# WHAT THE TASK ASKS:
Each record in the listing below is to be duplicated exactly.

=== Begin Enclosure ===

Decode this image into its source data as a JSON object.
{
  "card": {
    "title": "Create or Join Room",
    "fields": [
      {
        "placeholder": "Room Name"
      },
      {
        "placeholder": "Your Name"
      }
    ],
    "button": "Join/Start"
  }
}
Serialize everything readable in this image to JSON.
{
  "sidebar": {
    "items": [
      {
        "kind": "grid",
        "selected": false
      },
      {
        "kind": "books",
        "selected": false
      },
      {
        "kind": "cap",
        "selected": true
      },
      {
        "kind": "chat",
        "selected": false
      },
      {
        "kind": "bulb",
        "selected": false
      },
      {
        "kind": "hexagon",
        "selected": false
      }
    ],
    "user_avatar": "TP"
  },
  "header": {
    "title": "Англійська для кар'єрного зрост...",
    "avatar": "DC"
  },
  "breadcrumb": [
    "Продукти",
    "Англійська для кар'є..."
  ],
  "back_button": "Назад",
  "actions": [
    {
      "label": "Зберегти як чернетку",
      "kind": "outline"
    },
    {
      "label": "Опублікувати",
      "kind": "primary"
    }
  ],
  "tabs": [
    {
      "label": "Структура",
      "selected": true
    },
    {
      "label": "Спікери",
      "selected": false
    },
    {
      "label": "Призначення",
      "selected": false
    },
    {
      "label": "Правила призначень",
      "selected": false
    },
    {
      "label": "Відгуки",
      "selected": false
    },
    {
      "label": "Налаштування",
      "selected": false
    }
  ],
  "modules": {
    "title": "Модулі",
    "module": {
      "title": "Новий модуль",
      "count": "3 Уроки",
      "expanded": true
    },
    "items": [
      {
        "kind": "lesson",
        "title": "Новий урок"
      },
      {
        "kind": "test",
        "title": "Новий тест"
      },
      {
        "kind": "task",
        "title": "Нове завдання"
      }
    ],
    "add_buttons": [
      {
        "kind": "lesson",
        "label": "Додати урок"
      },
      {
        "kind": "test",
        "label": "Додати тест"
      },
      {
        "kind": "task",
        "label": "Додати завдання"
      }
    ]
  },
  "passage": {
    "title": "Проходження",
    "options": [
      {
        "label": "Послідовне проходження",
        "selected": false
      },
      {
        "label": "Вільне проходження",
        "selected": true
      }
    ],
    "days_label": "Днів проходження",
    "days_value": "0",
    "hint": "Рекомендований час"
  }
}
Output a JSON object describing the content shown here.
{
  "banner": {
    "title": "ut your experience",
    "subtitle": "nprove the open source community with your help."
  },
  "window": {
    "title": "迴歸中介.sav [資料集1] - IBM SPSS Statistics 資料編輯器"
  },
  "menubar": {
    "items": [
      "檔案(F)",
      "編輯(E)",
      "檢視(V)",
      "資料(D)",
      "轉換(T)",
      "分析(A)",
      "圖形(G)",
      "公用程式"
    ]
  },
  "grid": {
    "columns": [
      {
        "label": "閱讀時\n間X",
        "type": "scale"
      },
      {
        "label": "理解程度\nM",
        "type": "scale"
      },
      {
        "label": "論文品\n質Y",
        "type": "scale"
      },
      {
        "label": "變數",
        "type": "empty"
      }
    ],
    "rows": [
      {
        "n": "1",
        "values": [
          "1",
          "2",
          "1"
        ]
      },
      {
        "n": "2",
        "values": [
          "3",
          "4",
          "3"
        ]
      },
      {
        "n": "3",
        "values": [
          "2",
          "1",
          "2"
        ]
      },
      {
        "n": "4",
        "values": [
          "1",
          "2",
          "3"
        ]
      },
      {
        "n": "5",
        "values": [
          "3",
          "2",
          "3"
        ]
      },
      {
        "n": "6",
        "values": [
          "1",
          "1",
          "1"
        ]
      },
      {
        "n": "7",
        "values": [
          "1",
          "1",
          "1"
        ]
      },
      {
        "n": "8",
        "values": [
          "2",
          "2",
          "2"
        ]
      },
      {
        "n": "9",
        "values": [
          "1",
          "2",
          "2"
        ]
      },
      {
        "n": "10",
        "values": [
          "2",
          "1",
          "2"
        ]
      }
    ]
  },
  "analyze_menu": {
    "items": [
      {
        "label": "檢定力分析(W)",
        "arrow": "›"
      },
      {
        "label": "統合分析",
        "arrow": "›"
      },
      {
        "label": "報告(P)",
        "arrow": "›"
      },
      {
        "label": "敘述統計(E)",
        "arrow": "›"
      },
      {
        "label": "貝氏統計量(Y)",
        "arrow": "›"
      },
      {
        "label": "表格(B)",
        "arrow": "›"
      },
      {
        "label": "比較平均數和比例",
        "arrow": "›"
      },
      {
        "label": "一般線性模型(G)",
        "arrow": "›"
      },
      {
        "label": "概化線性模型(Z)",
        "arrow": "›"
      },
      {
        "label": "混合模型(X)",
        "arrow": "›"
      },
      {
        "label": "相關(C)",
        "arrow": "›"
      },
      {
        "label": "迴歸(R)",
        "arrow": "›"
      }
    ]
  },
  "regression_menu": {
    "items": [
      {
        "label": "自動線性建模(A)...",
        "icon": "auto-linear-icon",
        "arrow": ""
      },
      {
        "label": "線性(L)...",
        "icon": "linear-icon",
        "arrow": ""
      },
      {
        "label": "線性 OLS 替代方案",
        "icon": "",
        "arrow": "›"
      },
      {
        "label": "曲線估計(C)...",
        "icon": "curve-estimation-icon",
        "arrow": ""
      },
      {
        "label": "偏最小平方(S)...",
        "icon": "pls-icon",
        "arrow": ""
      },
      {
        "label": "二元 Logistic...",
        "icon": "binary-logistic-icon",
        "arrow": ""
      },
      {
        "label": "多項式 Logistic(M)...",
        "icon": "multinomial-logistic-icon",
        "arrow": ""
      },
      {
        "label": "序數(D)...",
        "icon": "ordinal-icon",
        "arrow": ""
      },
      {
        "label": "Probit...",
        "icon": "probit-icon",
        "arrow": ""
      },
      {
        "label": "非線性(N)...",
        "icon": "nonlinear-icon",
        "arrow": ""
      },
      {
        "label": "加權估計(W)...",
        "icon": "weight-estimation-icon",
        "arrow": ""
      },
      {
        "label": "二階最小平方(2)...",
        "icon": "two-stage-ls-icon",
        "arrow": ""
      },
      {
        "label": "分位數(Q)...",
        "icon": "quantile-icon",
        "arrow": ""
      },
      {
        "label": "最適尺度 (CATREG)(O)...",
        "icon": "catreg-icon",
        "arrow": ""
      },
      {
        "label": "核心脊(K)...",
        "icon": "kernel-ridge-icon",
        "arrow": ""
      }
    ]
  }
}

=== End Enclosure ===

# TASK ANSWER:
Decode this image into its source data as a JSON object.
{
  "card": {
    "title": "Create or Join Room",
    "fields": [
      {
        "placeholder": "Room Name"
      },
      {
        "placeholder": "Your Name"
      }
    ],
    "button": "Join/Start"
  }
}
Serialize everything readable in this image to JSON.
{
  "sidebar": {
    "items": [
      {
        "kind": "grid",
        "selected": false
      },
      {
        "kind": "books",
        "selected": false
      },
      {
        "kind": "cap",
        "selected": true
      },
      {
        "kind": "chat",
        "selected": false
      },
      {
        "kind": "bulb",
        "selected": false
      },
      {
        "kind": "hexagon",
        "selected": false
      }
    ],
    "user_avatar": "TP"
  },
  "header": {
    "title": "Англійська для кар'єрного зрост...",
    "avatar": "DC"
  },
  "breadcrumb": [
    "Продукти",
    "Англійська для кар'є..."
  ],
  "back_button": "Назад",
  "actions": [
    {
      "label": "Зберегти як чернетку",
      "kind": "outline"
    },
    {
      "label": "Опублікувати",
      "kind": "primary"
    }
  ],
  "tabs": [
    {
      "label": "Структура",
      "selected": true
    },
    {
      "label": "Спікери",
      "selected": false
    },
    {
      "label": "Призначення",
      "selected": false
    },
    {
      "label": "Правила призначень",
      "selected": false
    },
    {
      "label": "Відгуки",
      "selected": false
    },
    {
      "label": "Налаштування",
      "selected": false
    }
  ],
  "modules": {
    "title": "Модулі",
    "module": {
      "title": "Новий модуль",
      "count": "3 Уроки",
      "expanded": true
    },
    "items": [
      {
        "kind": "lesson",
        "title": "Новий урок"
      },
      {
        "kind": "test",
        "title": "Новий тест"
      },
      {
        "kind": "task",
        "title": "Нове завдання"
      }
    ],
    "add_buttons": [
      {
        "kind": "lesson",
        "label": "Додати урок"
      },
      {
        "kind": "test",
        "label": "Додати тест"
      },
      {
        "kind": "task",
        "label": "Додати завдання"
      }
    ]
  },
  "passage": {
    "title": "Проходження",
    "options": [
      {
        "label": "Послідовне проходження",
        "selected": false
      },
      {
        "label": "Вільне проходження",
        "selected": true
      }
    ],
    "days_label": "Днів проходження",
    "days_value": "0",
    "hint": "Рекомендований час"
  }
}
Output a JSON object describing the content shown here.
{
  "banner": {
    "title": "ut your experience",
    "subtitle": "nprove the open source community with your help."
  },
  "window": {
    "title": "迴歸中介.sav [資料集1] - IBM SPSS Statistics 資料編輯器"
  },
  "menubar": {
    "items": [
      "檔案(F)",
      "編輯(E)",
      "檢視(V)",
      "資料(D)",
      "轉換(T)",
      "分析(A)",
      "圖形(G)",
      "公用程式"
    ]
  },
  "grid": {
    "columns": [
      {
        "label": "閱讀時\n間X",
        "type": "scale"
      },
      {
        "label": "理解程度\nM",
        "type": "scale"
      },
      {
        "label": "論文品\n質Y",
        "type": "scale"
      },
      {
        "label": "變數",
        "type": "empty"
      }
    ],
    "rows": [
      {
        "n": "1",
        "values": [
          "1",
          "2",
          "1"
        ]
      },
      {
        "n": "2",
        "values": [
          "3",
          "4",
          "3"
        ]
      },
      {
        "n": "3",
        "values": [
          "2",
          "1",
          "2"
        ]
      },
      {
        "n": "4",
        "values": [
          "1",
          "2",
          "3"
        ]
      },
      {
        "n": "5",
        "values": [
          "3",
          "2",
          "3"
        ]
      },
      {
        "n": "6",
        "values": [
          "1",
          "1",
          "1"
        ]
      },
      {
        "n": "7",
        "values": [
          "1",
          "1",
          "1"
        ]
      },
      {
        "n": "8",
        "values": [
          "2",
          "2",
          "2"
        ]
      },
      {
        "n": "9",
        "values": [
          "1",
          "2",
          "2"
        ]
      },
      {
        "n": "10",
        "values": [
          "2",
          "1",
          "2"
        ]
      }
    ]
  },
  "analyze_menu": {
    "items": [
      {
        "label": "檢定力分析(W)",
        "arrow": "›"
      },
      {
        "label": "統合分析",
        "arrow": "›"
      },
      {
        "label": "報告(P)",
        "arrow": "›"
      },
      {
        "label": "敘述統計(E)",
        "arrow": "›"
      },
      {
        "label": "貝氏統計量(Y)",
        "arrow": "›"
      },
      {
        "label": "表格(B)",
        "arrow": "›"
      },
      {
        "label": "比較平均數和比例",
        "arrow": "›"
      },
      {
        "label": "一般線性模型(G)",
        "arrow": "›"
      },
      {
        "label": "概化線性模型(Z)",
        "arrow": "›"
      },
      {
        "label": "混合模型(X)",
        "arrow": "›"
      },
      {
        "label": "相關(C)",
        "arrow": "›"
      },
      {
        "label": "迴歸(R)",
        "arrow": "›"
      }
    ]
  },
  "regression_menu": {
    "items": [
      {
        "label": "自動線性建模(A)...",
        "icon": "auto-linear-icon",
        "arrow": ""
      },
      {
        "label": "線性(L)...",
        "icon": "linear-icon",
        "arrow": ""
      },
      {
        "label": "線性 OLS 替代方案",
        "icon": "",
        "arrow": "›"
      },
      {
        "label": "曲線估計(C)...",
        "icon": "curve-estimation-icon",
        "arrow": ""
      },
      {
        "label": "偏最小平方(S)...",
        "icon": "pls-icon",
        "arrow": ""
      },
      {
        "label": "二元 Logistic...",
        "icon": "binary-logistic-icon",
        "arrow": ""
      },
      {
        "label": "多項式 Logistic(M)...",
        "icon": "multinomial-logistic-icon",
        "arrow": ""
      },
      {
        "label": "序數(D)...",
        "icon": "ordinal-icon",
        "arrow": ""
      },
      {
        "label": "Probit...",
        "icon": "probit-icon",
        "arrow": ""
      },
      {
        "label": "非線性(N)...",
        "icon": "nonlinear-icon",
        "arrow": ""
      },
      {
        "label": "加權估計(W)...",
        "icon": "weight-estimation-icon",
        "arrow": ""
      },
      {
        "label": "二階最小平方(2)...",
        "icon": "two-stage-ls-icon",
        "arrow": ""
      },
      {
        "label": "分位數(Q)...",
        "icon": "quantile-icon",
        "arrow": ""
      },
      {
        "label": "最適尺度 (CATREG)(O)...",
        "icon": "catreg-icon",
        "arrow": ""
      },
      {
        "label": "核心脊(K)...",
        "icon": "kernel-ridge-icon",
        "arrow": ""
      }
    ]
  }
}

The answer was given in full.